I am using a direct convolution algorithm to compute the convolution between this image:
and this kernel:
I am using the implementation in astropy for the direct convolution.
This results in the following convolution, leaving all settings (including boundary handling) to the defaults, i.e. astropy.convolution.convolve(image,kernel):
This convolution has some puzzling artifacts. In particular, there is a 'square' pattern at an offset of about 50 pixels from the edge. It seems to me that this is due to the extent of the kernel; even though the kernel is formally 249x249 in size, most information is clearly contained within a radius of about 100 pixels -- which means that we presumably run into trouble when the kernel is applied to the edges.
Which brings me to my questions:
- Is this hypothesis correct - that it is indeed an edge problem?
- How would I go about solving this? I don't know how to justify using different edge-handling (zero padding, interpolating, wrapping, ...) I'm sure different cases require different solutions, but I'm not sure how to decide on this...
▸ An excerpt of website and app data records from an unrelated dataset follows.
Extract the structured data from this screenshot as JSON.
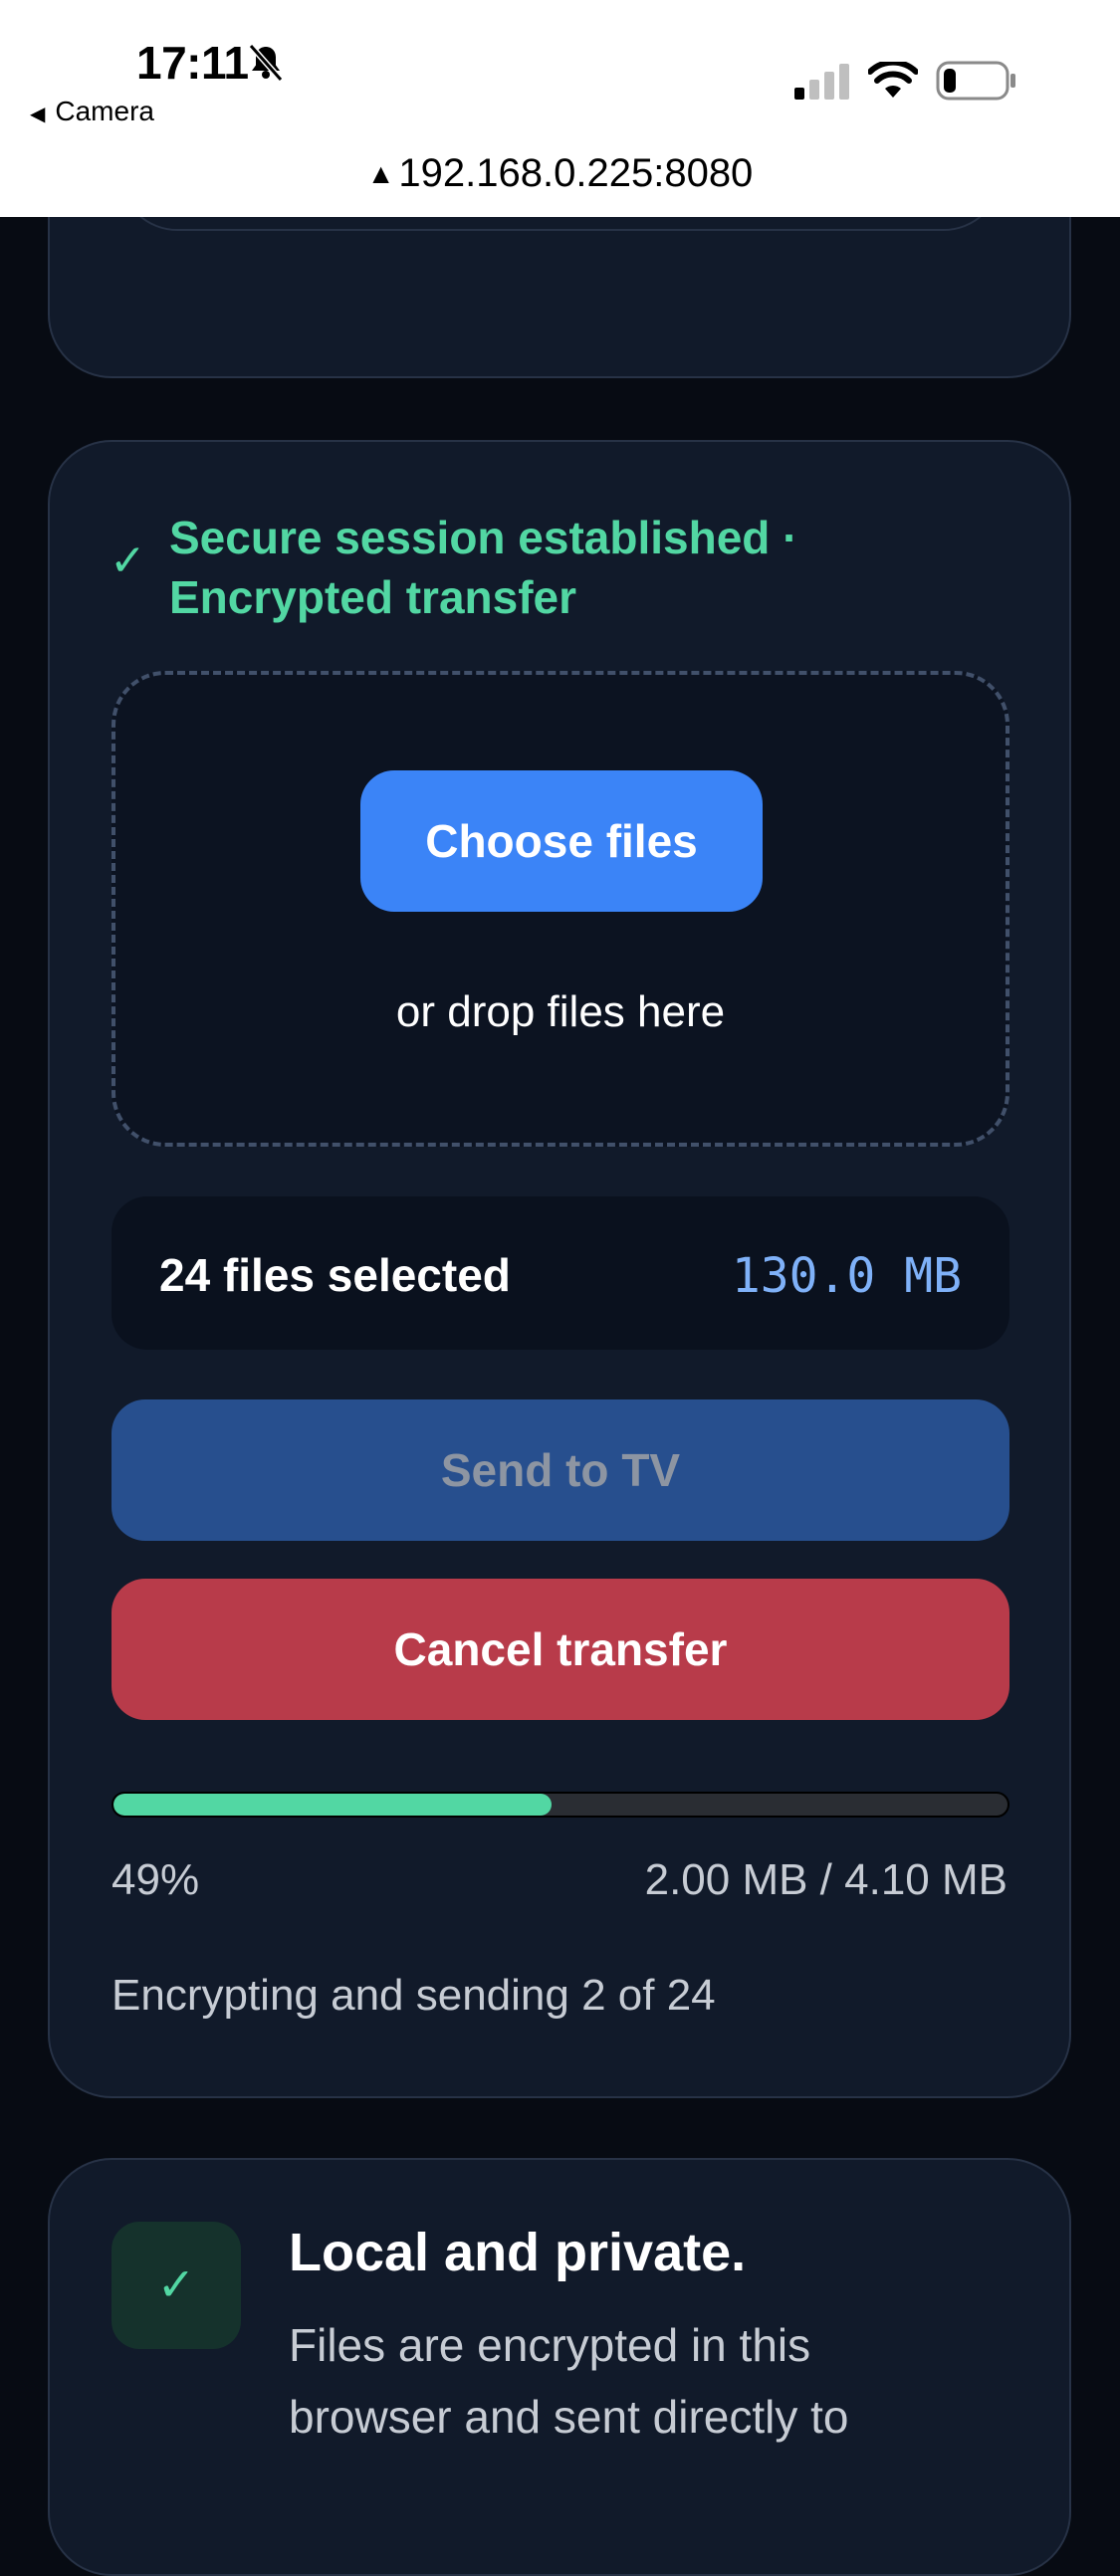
{
  "status_bar": {
    "time": "17:11",
    "back_app": "Camera",
    "url": "192.168.0.225:8080"
  },
  "session": {
    "status_text": "Secure session established · Encrypted transfer",
    "check_glyph": "✓"
  },
  "dropzone": {
    "choose_label": "Choose files",
    "hint": "or drop files here"
  },
  "selection": {
    "count_label": "24 files selected",
    "size_label": "130.0 MB"
  },
  "actions": {
    "send_label": "Send to TV",
    "cancel_label": "Cancel transfer"
  },
  "progress": {
    "fraction": 0.49,
    "percent_label": "49%",
    "bytes_label": "2.00 MB / 4.10 MB",
    "status": "Encrypting and sending 2 of 24"
  },
  "info": {
    "check_glyph": "✓",
    "title": "Local and private.",
    "text": "Files are encrypted in this browser and sent directly to"
  },
  "colors": {
    "accent_green": "#52d7a3",
    "primary_blue": "#3b84f7",
    "danger_red": "#b83b4a",
    "background": "#070b13",
    "card": "#111a2a"
  },
  "icons": {
    "bell": "bell-slash-icon",
    "signal": "cellular-signal-icon",
    "wifi": "wifi-icon",
    "battery": "battery-low-icon",
    "warning": "warning-triangle-icon",
    "back": "back-arrow-icon",
    "check": "check-icon"
  }
}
- Just... trying to understand the difference between using a direct algorithm and a FFT convolution. If the kernel and image are equally big, no zero padding is necessary for the FT convolution, no edge-effects will show up. For the direct method, you will inadvertently have some edge handling... so are there results even equivalent? Because in principle only their performance should differ, right?